Two days into their strike, Chittenden County Transportation Authority bus drivers said Tuesday they have prepared a counter-offer for management. But CCTA General Manager Bill Watterson said the company hasn’t seen a written proposal from the drivers.
The strike started Monday and has left thousands of passengers without reliable transportation. And even the union’s supporters hope the labor action ends soon.
March 31st is the last day to sign up for health insurance on Vermont Health Connect for the next year. Vermonters who do not sign up on the exchange may find themselves uninsured for the rest of 2014 and facing a federal tax penalty.
Nearly 30,000 Vermonters have fully enrolled through Vermont Health Connect, though many more may have tried...the site has been plagued with problems since it opened last fall.
The Town of Warren is being proactive about its potholes, or at least about warding off blame for those potholes. The town has posted a pothole alert on its website that notes the weather, not the road construction, is to blame for this seasonal blight:
One of the most surprising votes on town meeting day came from Vernon, which, with a mere six-vote majority, elected to eliminate its police force. That leaves the policing in the town to be done by the Windham County Sheriff’s department.
Windham County Sheriff Keith Clark spoke with Vermont Edition about the vote and what it means for his department.

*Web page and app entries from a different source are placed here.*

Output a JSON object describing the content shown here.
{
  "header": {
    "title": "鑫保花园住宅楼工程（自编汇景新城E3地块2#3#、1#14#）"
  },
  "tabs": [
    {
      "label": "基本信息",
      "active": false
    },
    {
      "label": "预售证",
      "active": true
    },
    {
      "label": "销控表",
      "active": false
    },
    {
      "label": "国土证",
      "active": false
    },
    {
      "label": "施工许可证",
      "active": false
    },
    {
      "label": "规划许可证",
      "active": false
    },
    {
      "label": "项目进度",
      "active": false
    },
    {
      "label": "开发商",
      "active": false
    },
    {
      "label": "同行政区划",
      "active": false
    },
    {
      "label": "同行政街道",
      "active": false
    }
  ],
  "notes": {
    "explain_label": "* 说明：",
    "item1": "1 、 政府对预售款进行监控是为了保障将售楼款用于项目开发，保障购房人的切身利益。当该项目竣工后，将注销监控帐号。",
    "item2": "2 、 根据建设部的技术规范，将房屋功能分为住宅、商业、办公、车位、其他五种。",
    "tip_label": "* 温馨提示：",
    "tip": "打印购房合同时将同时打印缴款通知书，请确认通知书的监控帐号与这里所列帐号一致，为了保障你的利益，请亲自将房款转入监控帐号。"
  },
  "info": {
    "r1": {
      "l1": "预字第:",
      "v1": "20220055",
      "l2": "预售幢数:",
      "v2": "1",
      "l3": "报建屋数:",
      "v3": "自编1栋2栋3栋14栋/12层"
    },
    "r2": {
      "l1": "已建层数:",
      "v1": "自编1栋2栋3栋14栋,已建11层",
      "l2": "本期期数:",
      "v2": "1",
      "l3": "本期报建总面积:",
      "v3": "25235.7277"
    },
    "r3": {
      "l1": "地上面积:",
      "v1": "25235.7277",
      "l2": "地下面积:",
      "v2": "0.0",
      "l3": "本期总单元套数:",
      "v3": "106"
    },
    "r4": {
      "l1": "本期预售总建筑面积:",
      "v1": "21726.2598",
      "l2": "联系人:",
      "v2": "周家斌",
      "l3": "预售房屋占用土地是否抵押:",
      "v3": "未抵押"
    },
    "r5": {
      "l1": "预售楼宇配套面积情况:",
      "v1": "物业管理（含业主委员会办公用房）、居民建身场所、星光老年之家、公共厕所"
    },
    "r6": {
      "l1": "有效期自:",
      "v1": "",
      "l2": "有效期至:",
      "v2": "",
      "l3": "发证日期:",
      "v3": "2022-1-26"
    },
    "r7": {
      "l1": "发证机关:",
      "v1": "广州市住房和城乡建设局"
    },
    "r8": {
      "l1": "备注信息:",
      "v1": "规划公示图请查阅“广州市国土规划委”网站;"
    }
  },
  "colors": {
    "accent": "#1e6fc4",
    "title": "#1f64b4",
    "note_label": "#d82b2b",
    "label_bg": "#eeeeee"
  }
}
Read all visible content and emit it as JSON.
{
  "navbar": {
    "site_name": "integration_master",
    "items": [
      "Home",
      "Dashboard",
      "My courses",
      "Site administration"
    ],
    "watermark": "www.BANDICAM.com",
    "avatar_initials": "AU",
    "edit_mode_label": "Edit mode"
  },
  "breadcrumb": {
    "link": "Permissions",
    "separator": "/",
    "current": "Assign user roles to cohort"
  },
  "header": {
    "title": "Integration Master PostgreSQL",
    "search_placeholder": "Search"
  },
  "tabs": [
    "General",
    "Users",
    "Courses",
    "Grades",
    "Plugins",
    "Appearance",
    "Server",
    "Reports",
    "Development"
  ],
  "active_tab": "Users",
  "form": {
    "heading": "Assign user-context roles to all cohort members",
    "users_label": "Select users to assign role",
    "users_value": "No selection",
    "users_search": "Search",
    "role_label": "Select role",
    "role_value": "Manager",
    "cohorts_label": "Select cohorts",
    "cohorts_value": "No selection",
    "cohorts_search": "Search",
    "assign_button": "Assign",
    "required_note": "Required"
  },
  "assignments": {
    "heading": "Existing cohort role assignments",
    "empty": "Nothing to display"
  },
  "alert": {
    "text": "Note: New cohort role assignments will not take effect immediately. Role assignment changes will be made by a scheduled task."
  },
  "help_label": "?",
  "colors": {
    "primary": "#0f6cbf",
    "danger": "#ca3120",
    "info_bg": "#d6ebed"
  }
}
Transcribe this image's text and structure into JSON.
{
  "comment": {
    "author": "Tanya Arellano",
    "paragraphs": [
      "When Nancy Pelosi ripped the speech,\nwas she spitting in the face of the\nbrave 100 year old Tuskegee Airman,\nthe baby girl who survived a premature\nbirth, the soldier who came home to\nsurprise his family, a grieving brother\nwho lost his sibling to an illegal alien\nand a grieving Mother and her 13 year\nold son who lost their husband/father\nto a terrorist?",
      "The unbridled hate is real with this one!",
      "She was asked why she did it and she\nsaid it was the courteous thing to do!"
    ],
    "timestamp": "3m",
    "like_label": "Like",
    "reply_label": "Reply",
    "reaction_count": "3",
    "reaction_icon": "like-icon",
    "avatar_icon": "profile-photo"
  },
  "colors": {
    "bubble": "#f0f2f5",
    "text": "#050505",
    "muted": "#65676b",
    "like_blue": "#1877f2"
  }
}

Earlier this month Defense Secretary Chuck Hagel presented the Pentagon’s 2015 budget to Congress. It calls for drastic cuts in military spending, reducing the army to the smallest number of troops since before the Second World War. It’s not just the Army that gets cut, though. The National Guard would be reduced by 10 percent.
Major General Steven Cray is Vermont’s Adjutant General. Last week, he was one of 50 Adjutants General who signed a letter to Defense Secretary Hagel protesting the proposed Pentagon cuts. He spoke with Vermont Edition about them.
Maple sugaring methods have changed greatly in Vermont. It can be traced back to the Abenaki people boiling sap in clay pots. The settlers held sugaring parties in the sugarbush. And today, we’re using vacuum tubing systems
Betty Ann Lockhart, author of Maple Sugarin’ in Vermont, and Burr Morse, owner of the Morse Farm Maple Sugarworks, discuss the incredible changes that maple sugaring has gone through over the past few centuries.
A new report from the federal government shows that the number of homeless children attending school in Vermont is rising sharply.
That's creating stresses in classrooms — and in families who have lost their homes. There is help available for them, both in shelters and schools, but resources are not growing as fast as the problem.